By Greg Price
It was a relatively quiet October for Barnwell as far as the detailed RCMP and Taber Emergency Services report went.
Village council examined the report at its meeting on Nov. 19 and found there were only a quarter the number of calls as there were in October 2014.
Calls dropped from 12 to three as Taber/Vauxhall RCMP dealt with two mischiefs and one traffic complaint.
There was also only one traffic ticket issued compared to six in October 2014.
Luckily, there were no collisions reported compared to two in October 2014.
Barnwell Mayor Eric Jensen did do some inquiries about the nature of an alarm in the previous month’s Emergency Services Report.
“That was a person driving a truck in a garage and it set off a CO2 detector,” said Jensen.

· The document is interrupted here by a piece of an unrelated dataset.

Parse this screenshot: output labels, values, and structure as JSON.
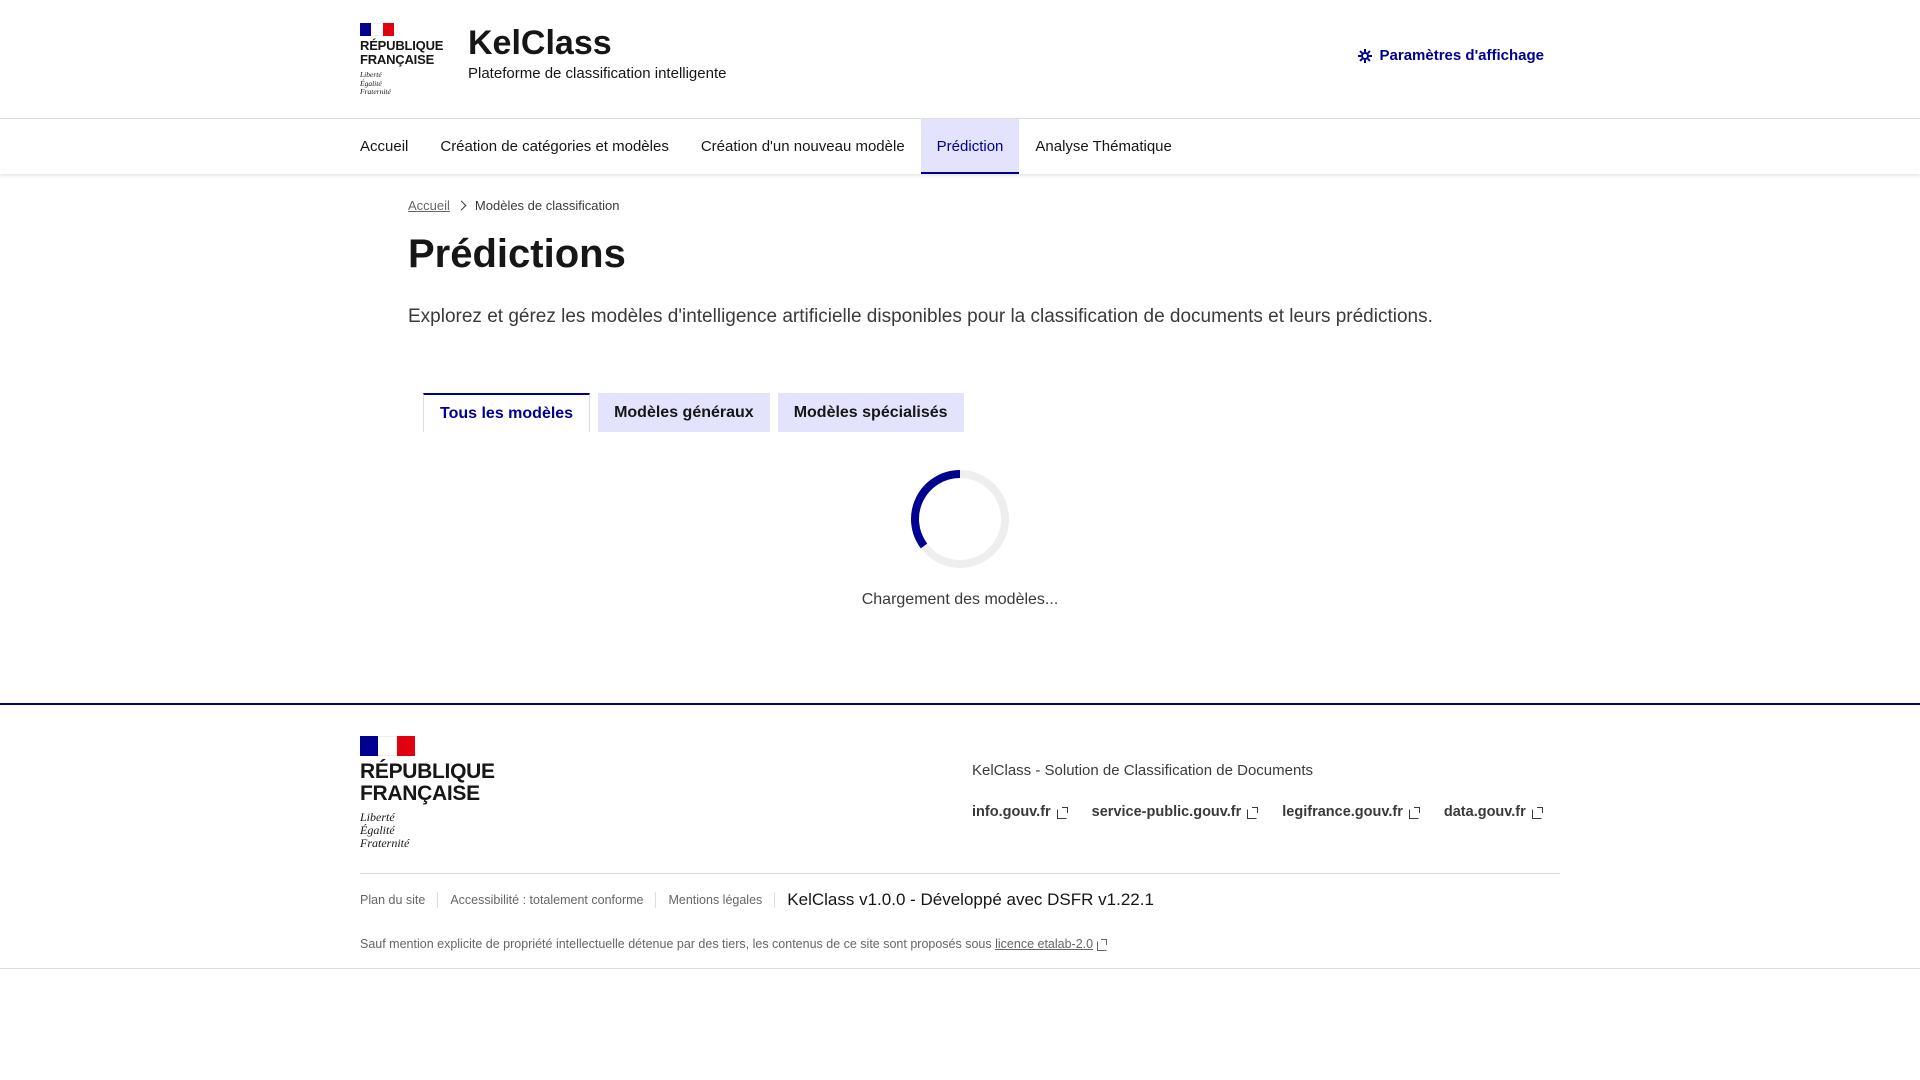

Barnwell Chief Administrative Officer Wendy Bateman noted that Barnwell village council may want to look into drafting a bylaw in the near future if false alarms become an issue down the road.

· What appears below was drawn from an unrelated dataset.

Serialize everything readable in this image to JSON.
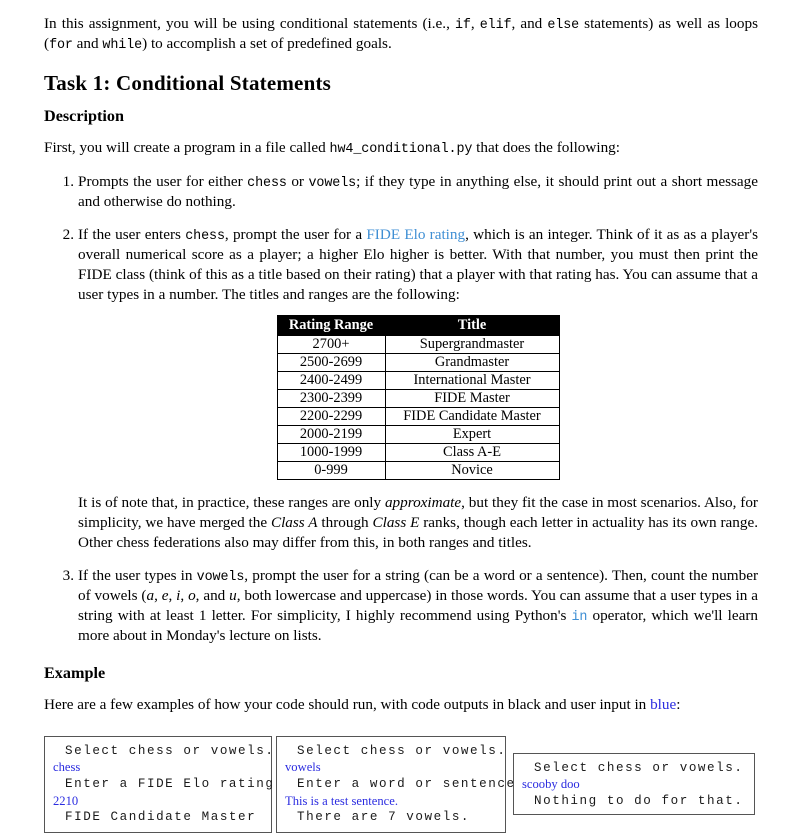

“I know that in Taber with people with home security systems, and if the alarm goes off and they phone you and you don’t remember the code and you are a little wishy washy, they will phone it into the fire department,” said Bateman.“In Taber, you are allowed to do that once. The second time you have a false alarm, you will get billed. Basically, it (the Taber bylaw) is saying if you have an alarm system, you better know your stuff. That’s something we may want to look into if it starts to become a problem.”
Barnwell Deputy Mayor Darrell Turner agreed, saying if the Town of Taber were to bill the Village of Barnwell directly for a repeated false alarm call, council needs a way to pass that cost onto the consumer as opposed to the taxpayer.